This past weekend, Watford the Station Wagon rambled up to Traverse City, myself tucked at the wheel and with Wes cramming for a final paper in the passenger seat. 150 miles over two days, beautiful scenery and wonderful company was well-worth the gas bill. The Hagerty team meeting went swimmingly and everyone is very excited for the season, especially with our shiny new U-25 team looking extremely impressive. It’s going to be rather grand to see five or six new guys in Hagerty blue this season, some of them making their very first starts ever on a bike. That’s something I’m very proud to have played even some small part of.
On that note, Wes and I were bumped up to CAT 4 just yesterday and we’re both very excited to lend a hand to the other guys already up in 4s. It is going to be a brilliant feeling lining up in 70 or 80 men fields at West Branch and Cherry-Roubaix, and doing it with a mission and a role and guys there to win the race after I’ve done everything I possibly could to get them in with a chance. Cycling is more a team sport than even us amateurs realize sometimes. There are no half-measures or cop-outs. It’s all for one, one for all, or you are wasting your time out there.

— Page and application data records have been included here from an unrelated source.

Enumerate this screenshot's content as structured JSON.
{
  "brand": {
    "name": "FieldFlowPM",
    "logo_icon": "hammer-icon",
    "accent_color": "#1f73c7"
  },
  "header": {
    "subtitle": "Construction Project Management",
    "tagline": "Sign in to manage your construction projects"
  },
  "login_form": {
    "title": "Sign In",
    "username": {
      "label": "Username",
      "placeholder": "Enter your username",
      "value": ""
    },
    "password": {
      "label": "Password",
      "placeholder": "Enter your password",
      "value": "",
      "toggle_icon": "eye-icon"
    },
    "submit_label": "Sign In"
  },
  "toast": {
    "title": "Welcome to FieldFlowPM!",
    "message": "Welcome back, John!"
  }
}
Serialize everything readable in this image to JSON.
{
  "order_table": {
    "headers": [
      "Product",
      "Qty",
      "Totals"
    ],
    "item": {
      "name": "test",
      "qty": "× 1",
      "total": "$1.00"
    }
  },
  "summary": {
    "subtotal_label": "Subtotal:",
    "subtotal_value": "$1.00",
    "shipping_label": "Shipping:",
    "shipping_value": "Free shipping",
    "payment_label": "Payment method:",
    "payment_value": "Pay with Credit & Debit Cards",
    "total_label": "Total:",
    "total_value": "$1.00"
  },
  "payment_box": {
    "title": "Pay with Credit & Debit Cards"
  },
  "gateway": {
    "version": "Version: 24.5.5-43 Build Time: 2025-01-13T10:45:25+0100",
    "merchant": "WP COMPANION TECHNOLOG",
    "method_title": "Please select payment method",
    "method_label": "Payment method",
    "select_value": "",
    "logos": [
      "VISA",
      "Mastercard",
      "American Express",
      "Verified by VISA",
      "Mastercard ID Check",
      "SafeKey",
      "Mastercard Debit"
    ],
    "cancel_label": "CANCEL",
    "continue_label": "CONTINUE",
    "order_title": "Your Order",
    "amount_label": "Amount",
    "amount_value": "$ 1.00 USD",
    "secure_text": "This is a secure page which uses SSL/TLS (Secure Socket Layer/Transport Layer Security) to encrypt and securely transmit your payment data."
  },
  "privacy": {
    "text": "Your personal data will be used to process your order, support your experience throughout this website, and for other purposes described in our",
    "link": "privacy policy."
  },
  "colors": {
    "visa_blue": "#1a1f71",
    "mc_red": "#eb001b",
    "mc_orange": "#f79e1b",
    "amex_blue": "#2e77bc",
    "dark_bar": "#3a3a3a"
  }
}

I am very excited to get back in the habit of looking calm, cool and collected during the neutral portions of Tuesday Night Worlds, and to see all the Up North riders again. There certainly are a lot of characters up there, and group rides throughout the week are popping up more and more often, which only means more time with great people. There are plans in the works for a few informal bike races, a ride up to Short’s Brewery (100 miles round trip with a sandwich and brew halfway) plus an awful lot of races to boot. Get a kolo t.c., tell your friends, and spread The Word.
See you all up in Traverse City, and enjoy every ride.